1. If this is your first time on BYC, we suggest you start with one of these three options:
    Raising Chickens Chicken Coops Join BYC
    If you're already a member of our community, click here to login & click here to learn what's new!

options to whiz bang plucker what about hand plucking rubber gloves?

Discussion in 'Meat Birds ETC' started by maf2008, Dec 8, 2009.

  1. maf2008

    maf2008 Chillin' With My Peeps

    429
    3
    141
    Feb 19, 2009
    Ok, I cant build the whizbang, not evn going to try, I like the featherman pro better, I cant afford a new machine.... I can rent one, but dont have a truck do get one here...

    But I want to process a batch of about 25 meaties and see what will happen- I have neighbors that know how to process chickens too. Sooooo I have heard of scalding a butchered chicken at 150 degrees and "scraping feathers" with strong rubber gloves that have rubber fingers-

    I know its not as fast or as much fun. but didnt people do this years ago? I'll be processing chickens 2 or 3 times a year...... who has really used the "rubber gloves technique" and IF I cant use an electric plucker, what are the details and tips I need to know????? thanks (there is a neighbor lady that will process for $2 each.... this might be better?)
     
  2. Buster52

    Buster52 Chillin' With My Peeps

    3,635
    32
    228
    Jan 28, 2009
    Geronimo Oklahoma
    To be honest, I don't understand the big deal about plucking. It is pretty easy and goes fairly fast. I think the only time a plucker is really warranted is when you have several dozen birds to do at a time, and then only because it speeds up the process.
     
  3. Wildsky

    Wildsky Wild Egg!

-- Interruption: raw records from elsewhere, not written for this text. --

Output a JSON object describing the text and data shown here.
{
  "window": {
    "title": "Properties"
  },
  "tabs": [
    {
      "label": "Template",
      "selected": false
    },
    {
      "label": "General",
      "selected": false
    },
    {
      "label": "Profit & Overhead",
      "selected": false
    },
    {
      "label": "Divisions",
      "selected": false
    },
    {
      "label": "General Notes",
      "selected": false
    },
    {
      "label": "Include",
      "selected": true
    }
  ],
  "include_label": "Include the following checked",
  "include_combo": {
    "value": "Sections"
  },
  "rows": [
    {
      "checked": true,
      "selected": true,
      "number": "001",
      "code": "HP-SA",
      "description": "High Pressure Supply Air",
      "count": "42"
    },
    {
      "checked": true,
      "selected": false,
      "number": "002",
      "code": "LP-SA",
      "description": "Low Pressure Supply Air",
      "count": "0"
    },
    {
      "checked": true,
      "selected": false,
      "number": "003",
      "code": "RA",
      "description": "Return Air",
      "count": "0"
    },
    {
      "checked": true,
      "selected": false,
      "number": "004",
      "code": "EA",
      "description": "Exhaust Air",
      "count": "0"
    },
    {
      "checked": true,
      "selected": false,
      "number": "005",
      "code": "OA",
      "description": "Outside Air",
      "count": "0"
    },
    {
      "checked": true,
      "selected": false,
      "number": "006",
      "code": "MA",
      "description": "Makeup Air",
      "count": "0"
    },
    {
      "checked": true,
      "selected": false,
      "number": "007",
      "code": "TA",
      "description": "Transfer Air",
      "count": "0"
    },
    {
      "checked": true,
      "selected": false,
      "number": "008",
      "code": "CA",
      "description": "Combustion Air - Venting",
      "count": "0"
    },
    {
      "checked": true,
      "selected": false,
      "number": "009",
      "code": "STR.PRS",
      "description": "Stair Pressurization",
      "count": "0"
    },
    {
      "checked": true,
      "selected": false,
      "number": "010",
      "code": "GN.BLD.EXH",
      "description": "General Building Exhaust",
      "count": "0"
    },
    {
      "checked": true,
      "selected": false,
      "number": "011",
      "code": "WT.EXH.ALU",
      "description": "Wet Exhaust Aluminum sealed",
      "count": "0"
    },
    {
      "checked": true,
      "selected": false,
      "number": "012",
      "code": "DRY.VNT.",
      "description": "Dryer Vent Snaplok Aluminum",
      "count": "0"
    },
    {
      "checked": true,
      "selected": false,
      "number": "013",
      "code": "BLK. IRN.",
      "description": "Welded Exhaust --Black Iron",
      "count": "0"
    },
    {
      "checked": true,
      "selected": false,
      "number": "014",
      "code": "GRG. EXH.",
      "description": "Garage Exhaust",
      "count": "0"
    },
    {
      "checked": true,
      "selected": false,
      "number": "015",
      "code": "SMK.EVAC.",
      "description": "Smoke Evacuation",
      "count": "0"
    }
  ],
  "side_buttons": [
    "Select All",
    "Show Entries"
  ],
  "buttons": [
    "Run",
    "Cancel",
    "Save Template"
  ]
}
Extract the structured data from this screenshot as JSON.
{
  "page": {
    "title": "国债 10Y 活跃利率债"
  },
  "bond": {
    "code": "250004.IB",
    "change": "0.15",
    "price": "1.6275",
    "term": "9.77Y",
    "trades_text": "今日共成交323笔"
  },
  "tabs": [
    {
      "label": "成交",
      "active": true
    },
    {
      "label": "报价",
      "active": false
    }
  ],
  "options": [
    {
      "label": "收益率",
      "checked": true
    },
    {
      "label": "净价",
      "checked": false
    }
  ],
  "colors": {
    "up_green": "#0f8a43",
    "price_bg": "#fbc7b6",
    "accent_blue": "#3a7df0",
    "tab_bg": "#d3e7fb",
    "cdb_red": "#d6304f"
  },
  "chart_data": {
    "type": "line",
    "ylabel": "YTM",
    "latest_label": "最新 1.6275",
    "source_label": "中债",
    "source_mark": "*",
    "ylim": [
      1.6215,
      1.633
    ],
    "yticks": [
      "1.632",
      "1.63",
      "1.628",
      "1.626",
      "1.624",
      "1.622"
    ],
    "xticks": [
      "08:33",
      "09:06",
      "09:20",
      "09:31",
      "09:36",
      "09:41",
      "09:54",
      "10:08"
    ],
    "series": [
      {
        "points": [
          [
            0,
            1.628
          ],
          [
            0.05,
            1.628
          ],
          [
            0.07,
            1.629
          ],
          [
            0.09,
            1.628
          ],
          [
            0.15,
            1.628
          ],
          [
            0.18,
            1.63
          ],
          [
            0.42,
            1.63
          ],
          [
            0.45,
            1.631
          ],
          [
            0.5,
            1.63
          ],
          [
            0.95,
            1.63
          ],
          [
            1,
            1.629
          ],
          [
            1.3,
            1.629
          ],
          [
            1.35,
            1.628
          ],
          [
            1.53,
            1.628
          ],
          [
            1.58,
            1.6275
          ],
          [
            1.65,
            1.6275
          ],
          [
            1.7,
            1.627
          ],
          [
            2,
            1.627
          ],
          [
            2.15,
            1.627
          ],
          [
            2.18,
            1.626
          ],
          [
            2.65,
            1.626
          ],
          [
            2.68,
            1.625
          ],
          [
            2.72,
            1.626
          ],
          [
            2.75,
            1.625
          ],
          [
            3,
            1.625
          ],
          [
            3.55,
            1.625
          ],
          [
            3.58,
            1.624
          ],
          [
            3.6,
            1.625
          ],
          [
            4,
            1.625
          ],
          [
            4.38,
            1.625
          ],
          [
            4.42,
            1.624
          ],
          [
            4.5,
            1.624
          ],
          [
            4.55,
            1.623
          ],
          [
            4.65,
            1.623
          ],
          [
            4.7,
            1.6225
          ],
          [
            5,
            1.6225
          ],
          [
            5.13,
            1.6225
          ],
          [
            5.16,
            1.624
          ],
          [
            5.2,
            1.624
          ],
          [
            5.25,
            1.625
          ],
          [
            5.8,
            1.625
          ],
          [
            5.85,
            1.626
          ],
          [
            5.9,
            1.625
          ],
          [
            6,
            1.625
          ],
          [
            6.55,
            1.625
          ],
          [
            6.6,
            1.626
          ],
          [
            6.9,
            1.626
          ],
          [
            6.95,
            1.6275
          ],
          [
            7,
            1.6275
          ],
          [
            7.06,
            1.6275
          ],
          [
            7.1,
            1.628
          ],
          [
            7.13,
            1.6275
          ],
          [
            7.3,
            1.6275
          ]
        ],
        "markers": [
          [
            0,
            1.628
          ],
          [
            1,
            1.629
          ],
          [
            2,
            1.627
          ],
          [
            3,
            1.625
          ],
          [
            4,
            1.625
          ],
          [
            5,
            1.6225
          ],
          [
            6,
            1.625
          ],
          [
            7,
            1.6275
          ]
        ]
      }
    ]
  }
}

    11,973
    12
    313
    Oct 13, 2007
    California
    Cabelas has a drill attachment plucker - if you really wanted one, and there are instructions here on how to make them.
     
  4. maf2008

    maf2008 Chillin' With My Peeps

    429
    3
    141
    Feb 19, 2009
    do you use gloves? what kind do you dip in water 150 degrees... what is your method and any advice for "hand plucking"?

    Quote:
     
  5. Buster52

    Buster52 Chillin' With My Peeps

    3,635
    32
    228
    Jan 28, 2009
    Geronimo Oklahoma
    Quote:
    Bare hands. I dip and 150 degree water right after the bird has bled out, hang it from a bar, and immediately pluck. I put a garbage can with plastic liner immediately below the bird, pull the feathers and drop them right in. The wing and tail feathers require a little more elbow grease, but not all that much. The wet feathers can build up on your hands, so there is a yuk factor, but we have a water hose with nozzle handy for a quick rinse off and back at it when it has build up to much. Same for turkeys.

    Simple stuff, really.
     
  6. Buck Creek Chickens

    Buck Creek Chickens Have Incubator, Will Hatch

    4,376
    11
    231
    Nov 26, 2008
    Neenah, WI
    some of the plucking problems can be how the birds is killed, beheading will cause the feathers follicles to contract where a jugular cut and hang will cause the follicles open up, I can do a turkey in less then 20 my self with the bird hanging by the feet with a choke chain and that's killing, plucking and gutting (scalding not needed). Most chickens will need to be scalded, but hand plucking is fast if you have the temp. right, if you have help you can do 25 in less than a half a day and once you done it a couple times it does go faster, the only advise I have is do it on a nice day, the only thing I hate with scald plucking is the smell of wet hot feathers
     
    Last edited: Dec 8, 2009
  7. Sunny Side Up

    Sunny Side Up Count your many blessings...

    4,726
    128
    281
    Mar 12, 2008
    Loxahatchee, Florida
    I too don't think plucking by hand is that big of a deal, especially if you don't have many to do. But man oh man, if you ever get an opportunity to use a WhizBang, use it! Those things are amazing! The same guy who invented the WhizBang has a great online tutorial on the other aspects of butchering. Here's his recommendations on getting a good scald for hand or machine plucking: http://thedeliberateagrarian.blogspot.com/2009/02/how-to-properly-scald-chicken-my-never.html

    Learning
    to get a good scald makes all the difference in ease of plucking. You can certainly try both ways, with or without gloves, & see which way you prefer. Some folks like those knit fabric gloves with the raised rubber dots.

    And plucking a chicken is different from cleaning the lint filter of your dryer. There are different types of feathers on different parts of the chicken. Some can almost be scraped off like you describe, others need to be grabbed & pulled. I like to hang the scalded bird by his feet tied together with his body at about shoulder height so I can easily use both hands for plucking.

    Whether or not you decide to use gloves, or a plucking machine, or hire the neighbor, you should butcher at least a few yourself so you'll gain better appreciation for the meat that ends up on your plate.
     

BackYard Chickens is proudly sponsored by